The first step in selecting your tool is to answer the question of why you need a tool. What problem are you trying to solve? A statement like "we need a version control tool" is weak. It's very important to have a strong understanding of what your needs are before you venture out into the uncharted waters of tool web sites and vendor reps. Don't let those who are eager to take your money define your needs, because if you don't know what you want, that's exactly what will happen. Some slick salesman will do a dog and pony show for your management, and you will be left with an expensive solution everyone hates. That is why it is essential that you should first go to the most important group of people in your organization. And who would that be? If you answered "the end users", you are correct! Give yourself the afternoon off.
Before you go to the users, however, it is a good idea to define the boundaries of the solution you seek, and to give some ideas on what features are available. This should be part of your high level problem definition. Some questions to answer here could be:
- How much capital has been budgeted for this purchase?
- Will you need to share information with other vendors, or different geographic locations (i.e., will you require a web interface, access from outside the firewall, etc.)
- If you are in a regulated environment, consider possible restrictions (e.g., use of electronic signature, restricted access to different types of information, etc.)
- What tools do you use already? Do your require integration with these tools? What about business partners? Do they have integration requirements?
- What is your current IT platform? Windows, UNIX/LINUX, or both? Know what skills your IT staff has to offer (e.g., Oracle, SQL, high scores for Mine Sweeper...)
- What are other organizations in your industry using?
Next, schedule a brainstorming session with all the people who will use the tool (bring plenty of donuts and bagels to ensure full attendance, and don't skimp on the cream cheese). Have everyone voice their opinion on what they feel is important. What features would help them do their job better? Include all groups of people who will be affected. Depending on the scope of the tool and the number of potential users, you may want to have different sessions for different groups (e.g., users who will input information versus users that will review output information, such as management). Not only will this process help you determine the best features, it will increase user acceptance of the tool because they were part of the process.
After you have compiled a list of features, enter them in a spreadsheet and divide them into logical groups. Which items are essential versus mere luxuries? Opinions on this will vary, of course, which is why key users should also be involved in the ranking process. Other possible items to add could include online reviews and user ratings, or if the tool has been ranked by any professional organizations. Weigh outside opinion appropriately - how important is that to you?
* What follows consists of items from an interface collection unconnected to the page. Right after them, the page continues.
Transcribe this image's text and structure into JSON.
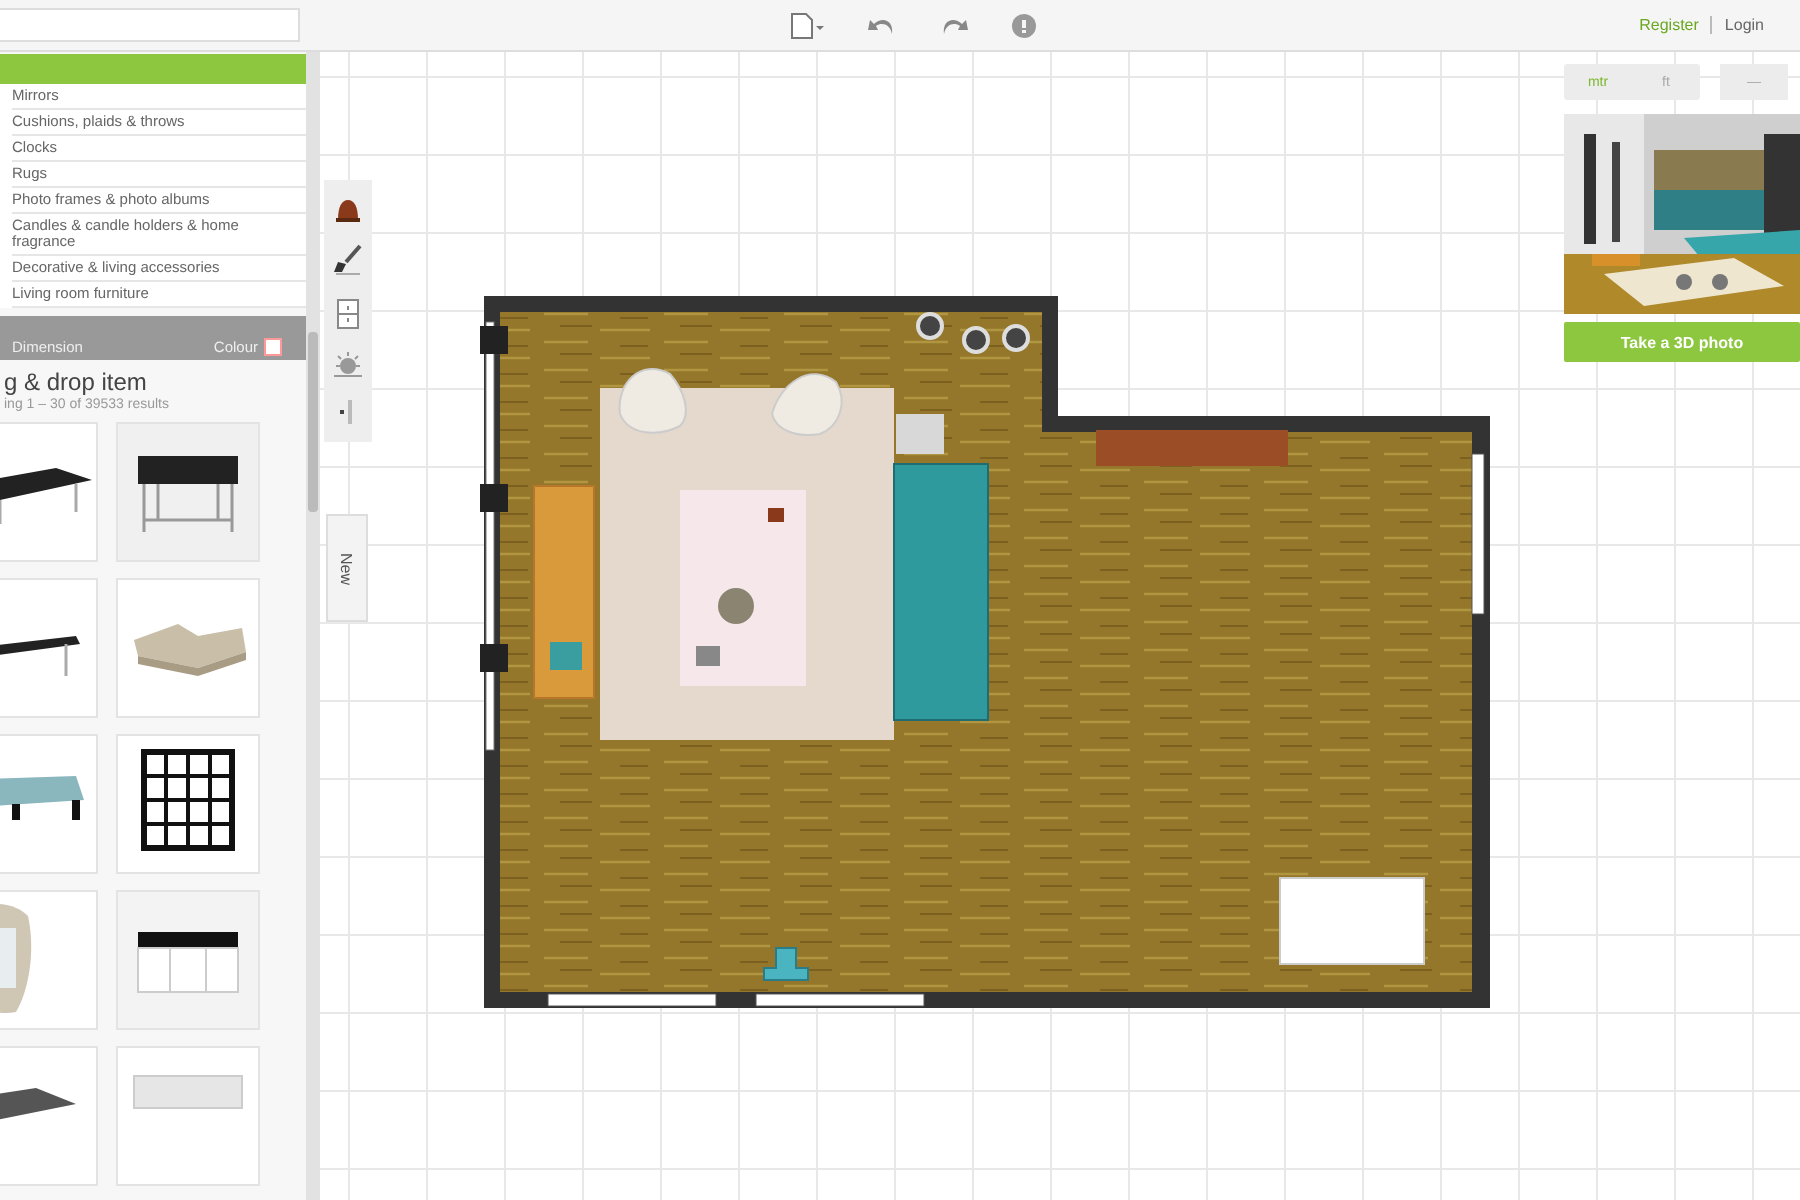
{
  "account_links": [
    {
      "label": "Register",
      "kind": "primary"
    },
    {
      "label": "Login",
      "kind": "plain"
    }
  ],
  "categories": [
    "Mirrors",
    "Cushions, plaids & throws",
    "Clocks",
    "Rugs",
    "Photo frames & photo albums",
    "Candles & candle holders & home fragrance",
    "Decorative & living accessories",
    "Living room furniture"
  ],
  "filters": [
    "Dimension",
    "Colour"
  ],
  "results": {
    "heading": "g & drop item",
    "count": "ing 1 – 30 of 39533 results"
  },
  "products": [
    {
      "kind": "picture"
    },
    {
      "kind": "picture"
    },
    {
      "kind": "picture"
    },
    {
      "kind": "picture"
    },
    {
      "kind": "picture"
    },
    {
      "kind": "picture"
    },
    {
      "kind": "picture"
    },
    {
      "kind": "picture"
    },
    {
      "kind": "picture"
    },
    {
      "kind": "picture"
    }
  ],
  "side_tab": {
    "label": "New"
  },
  "units": [
    {
      "label": "mtr",
      "selected": true
    },
    {
      "label": "ft",
      "selected": false
    }
  ],
  "zoom_buttons": [
    "—"
  ],
  "preview": {
    "kind": "picture",
    "button": "Take a 3D photo"
  }
}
The final prioritization of features can be accomplished by using a score for each feature, and weighting them according to their importance. The scoring should add up to a set number, such as 100, and you can choose to divide this figure up amongst the features any way you want. You will never find a tool that has a perfect score, but it provides the basis for comparison. This gives you the ability to differentiate between different tools